Monday, June 01, 2015
“Before Breakfast”. Short story, not too long. Needs more character development though.
“Milo”. Short story. I wrote the first draft on five envelope backs.
“Wind/Water/Salt”. Writing missing scenes, adding characters.
“Wind/Water/Salt”. Chapters 35 to 38 edited.
“Ceremonial Armour” (Kaffe Fassett, knit from a photo). Finished the body. Started tying in ends, then need to do edging and sew on beads, then block and it's done! It sounds so simple.

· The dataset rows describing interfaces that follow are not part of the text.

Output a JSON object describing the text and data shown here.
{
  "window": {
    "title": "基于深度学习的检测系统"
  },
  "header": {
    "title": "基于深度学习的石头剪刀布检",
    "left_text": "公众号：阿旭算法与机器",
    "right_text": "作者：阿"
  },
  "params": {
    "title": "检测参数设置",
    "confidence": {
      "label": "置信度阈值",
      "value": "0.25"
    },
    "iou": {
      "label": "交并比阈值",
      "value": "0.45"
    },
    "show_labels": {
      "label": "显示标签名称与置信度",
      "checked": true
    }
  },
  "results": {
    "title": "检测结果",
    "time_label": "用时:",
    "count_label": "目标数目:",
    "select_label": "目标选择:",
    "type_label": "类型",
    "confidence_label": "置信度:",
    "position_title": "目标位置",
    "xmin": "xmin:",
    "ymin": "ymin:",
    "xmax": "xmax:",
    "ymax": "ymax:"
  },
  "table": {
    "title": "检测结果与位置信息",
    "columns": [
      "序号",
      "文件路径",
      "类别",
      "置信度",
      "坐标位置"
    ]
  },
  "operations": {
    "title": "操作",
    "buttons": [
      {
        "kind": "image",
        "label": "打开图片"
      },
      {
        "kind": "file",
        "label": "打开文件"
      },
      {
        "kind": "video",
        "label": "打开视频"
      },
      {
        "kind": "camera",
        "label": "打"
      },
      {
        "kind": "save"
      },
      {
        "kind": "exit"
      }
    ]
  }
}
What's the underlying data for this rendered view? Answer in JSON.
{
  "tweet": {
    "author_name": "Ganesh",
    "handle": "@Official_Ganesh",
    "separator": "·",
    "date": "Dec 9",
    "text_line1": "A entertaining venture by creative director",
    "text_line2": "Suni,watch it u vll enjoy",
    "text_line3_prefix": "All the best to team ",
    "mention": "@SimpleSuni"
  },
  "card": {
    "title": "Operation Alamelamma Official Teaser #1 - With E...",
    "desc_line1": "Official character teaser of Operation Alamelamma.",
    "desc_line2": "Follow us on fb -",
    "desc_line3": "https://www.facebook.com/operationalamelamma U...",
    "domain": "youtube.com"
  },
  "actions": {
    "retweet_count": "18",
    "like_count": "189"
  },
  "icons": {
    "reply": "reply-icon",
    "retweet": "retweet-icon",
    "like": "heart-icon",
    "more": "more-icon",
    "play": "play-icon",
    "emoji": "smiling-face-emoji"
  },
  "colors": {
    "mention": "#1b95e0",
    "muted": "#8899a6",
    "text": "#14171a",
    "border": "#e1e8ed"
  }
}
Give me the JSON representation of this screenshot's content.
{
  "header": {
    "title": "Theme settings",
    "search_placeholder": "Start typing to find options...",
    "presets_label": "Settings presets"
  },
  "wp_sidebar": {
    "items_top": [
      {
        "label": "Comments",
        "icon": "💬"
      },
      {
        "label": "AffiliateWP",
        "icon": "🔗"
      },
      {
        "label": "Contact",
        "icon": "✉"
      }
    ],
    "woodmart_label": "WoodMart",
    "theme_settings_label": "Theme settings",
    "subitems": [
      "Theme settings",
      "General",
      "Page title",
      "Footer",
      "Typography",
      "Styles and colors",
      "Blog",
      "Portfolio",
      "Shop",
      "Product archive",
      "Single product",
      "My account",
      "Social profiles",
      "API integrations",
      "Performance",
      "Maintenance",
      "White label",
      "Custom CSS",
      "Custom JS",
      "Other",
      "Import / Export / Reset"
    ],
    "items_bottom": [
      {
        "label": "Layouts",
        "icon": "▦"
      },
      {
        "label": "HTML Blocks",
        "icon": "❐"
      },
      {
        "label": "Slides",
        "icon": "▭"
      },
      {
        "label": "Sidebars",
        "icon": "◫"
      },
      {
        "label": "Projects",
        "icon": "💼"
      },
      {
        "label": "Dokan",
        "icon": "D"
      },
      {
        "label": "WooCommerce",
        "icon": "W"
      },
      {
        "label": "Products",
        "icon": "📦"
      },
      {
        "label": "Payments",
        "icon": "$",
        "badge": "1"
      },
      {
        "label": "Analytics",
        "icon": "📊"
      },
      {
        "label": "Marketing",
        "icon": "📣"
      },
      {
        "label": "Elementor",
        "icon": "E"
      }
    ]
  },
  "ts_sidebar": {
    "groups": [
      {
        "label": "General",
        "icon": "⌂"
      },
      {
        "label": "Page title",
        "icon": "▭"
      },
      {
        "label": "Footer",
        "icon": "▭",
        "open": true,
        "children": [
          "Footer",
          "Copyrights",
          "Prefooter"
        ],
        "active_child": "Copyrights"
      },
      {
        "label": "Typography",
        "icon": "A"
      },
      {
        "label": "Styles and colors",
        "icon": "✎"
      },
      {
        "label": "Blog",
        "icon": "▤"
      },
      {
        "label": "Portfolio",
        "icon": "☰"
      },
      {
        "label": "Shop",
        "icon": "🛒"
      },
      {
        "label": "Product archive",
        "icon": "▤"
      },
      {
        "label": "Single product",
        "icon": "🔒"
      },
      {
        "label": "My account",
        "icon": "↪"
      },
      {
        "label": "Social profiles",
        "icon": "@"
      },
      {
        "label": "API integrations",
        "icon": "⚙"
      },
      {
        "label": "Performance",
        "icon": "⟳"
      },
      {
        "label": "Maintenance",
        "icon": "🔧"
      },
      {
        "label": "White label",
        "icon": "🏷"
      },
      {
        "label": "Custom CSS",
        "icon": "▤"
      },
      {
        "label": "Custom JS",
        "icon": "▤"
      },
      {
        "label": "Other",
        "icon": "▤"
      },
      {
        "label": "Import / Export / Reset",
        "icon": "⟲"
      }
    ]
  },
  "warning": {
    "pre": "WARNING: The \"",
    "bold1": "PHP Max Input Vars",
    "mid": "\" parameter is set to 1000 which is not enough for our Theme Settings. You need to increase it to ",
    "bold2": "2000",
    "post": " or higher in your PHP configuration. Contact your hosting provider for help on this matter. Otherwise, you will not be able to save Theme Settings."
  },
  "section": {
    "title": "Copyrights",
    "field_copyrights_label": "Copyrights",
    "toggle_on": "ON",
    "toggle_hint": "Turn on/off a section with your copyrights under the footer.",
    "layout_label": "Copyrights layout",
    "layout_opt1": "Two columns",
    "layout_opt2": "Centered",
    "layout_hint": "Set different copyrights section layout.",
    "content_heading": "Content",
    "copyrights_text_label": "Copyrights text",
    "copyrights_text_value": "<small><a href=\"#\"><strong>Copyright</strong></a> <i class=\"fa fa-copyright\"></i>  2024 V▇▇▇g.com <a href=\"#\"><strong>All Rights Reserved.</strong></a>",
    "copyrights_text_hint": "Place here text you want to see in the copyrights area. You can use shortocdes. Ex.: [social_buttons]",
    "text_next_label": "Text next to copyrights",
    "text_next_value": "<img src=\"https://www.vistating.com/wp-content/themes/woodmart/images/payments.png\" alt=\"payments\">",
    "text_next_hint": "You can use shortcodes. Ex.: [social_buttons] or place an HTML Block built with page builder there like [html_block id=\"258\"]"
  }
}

“St. Anthony’s Ribbon” (self-designed). I thought I was going to have to rip out a couple of inches, but after abandoning it for a couple of months, I decided all I needed to do was rip back maybe 30 minutes’ work and do shoulder decreases more rapidly. That was going really well so I went too far and ended up ripping out a bunch then doing the neck decrease and casting off. Now I need the needle that’s in Rust Damask Jacket, so I can do the neck edging. Almost done!
Vinterlys (Norsk Strikkedesign). I am pushing to finish the “front” portion of the second sleeve so I can get this off the long US2 needle, so I can use that needle to start the fair isle portion on Rust Damask Jacket. Maybe 26 rows until that milestone is achieved. Next week?
Rust Damask Jacket (Takle & Kolstadt). Ignored.
Honey for the Bee. Socks. Carry-around project. 2.5 inches done.